**Work request**
Each line in the entries below that holds the string "whatsapp" must be copied.

━━━━━━━━━━━━━━━━━━━━━━━━━━━━━━

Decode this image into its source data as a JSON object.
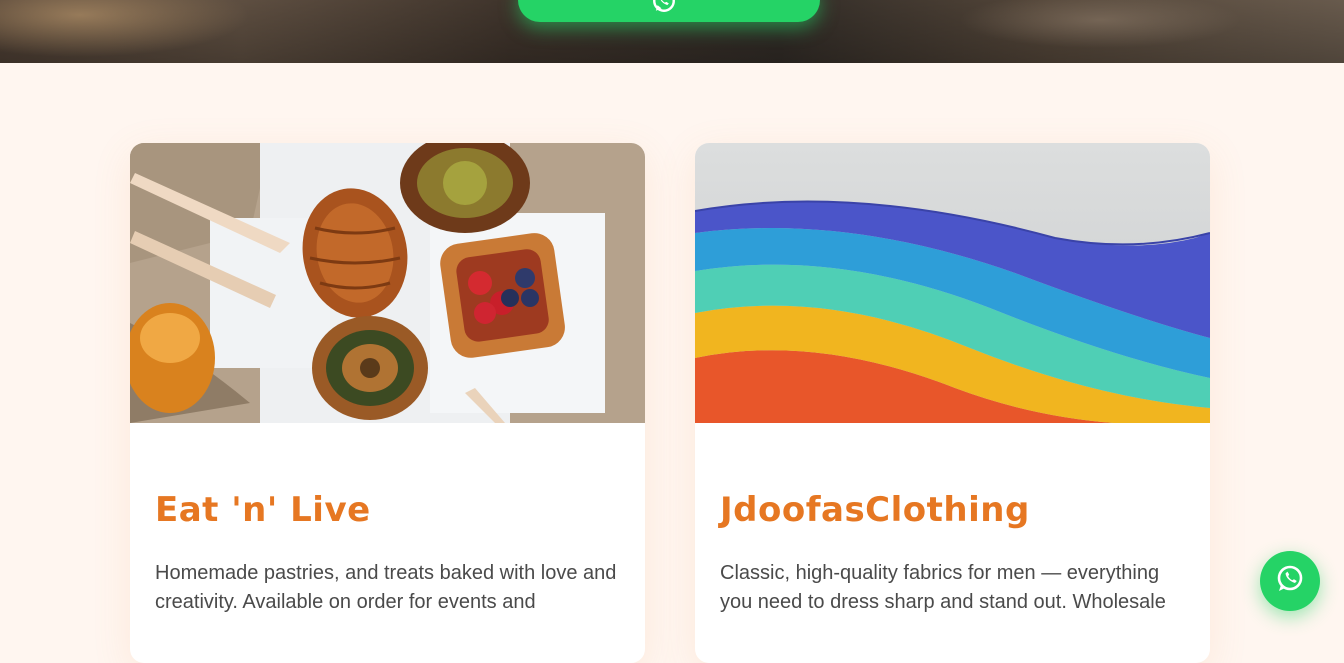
{
  "hero": {
    "button_label": "",
    "button_icon": "whatsapp-icon"
  },
  "cards": [
    {
      "title": "Eat 'n' Live",
      "description": "Homemade pastries, and treats baked with love and creativity. Available on order for events and",
      "image": "pastries-photo"
    },
    {
      "title": "JdoofasClothing",
      "description": "Classic, high-quality fabrics for men — everything you need to dress sharp and stand out. Wholesale",
      "image": "folded-fabrics-photo"
    }
  ],
  "floating_button": {
    "icon": "whatsapp-icon",
    "color": "#25d366"
  },
  "colors": {
    "accent": "#e67722",
    "whatsapp": "#25d366",
    "page_bg": "#fff6f0"
  }
}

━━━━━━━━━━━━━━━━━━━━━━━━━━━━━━

**Answer box**
    "button_icon": "whatsapp-icon"
    "icon": "whatsapp-icon",
    "whatsapp": "#25d366",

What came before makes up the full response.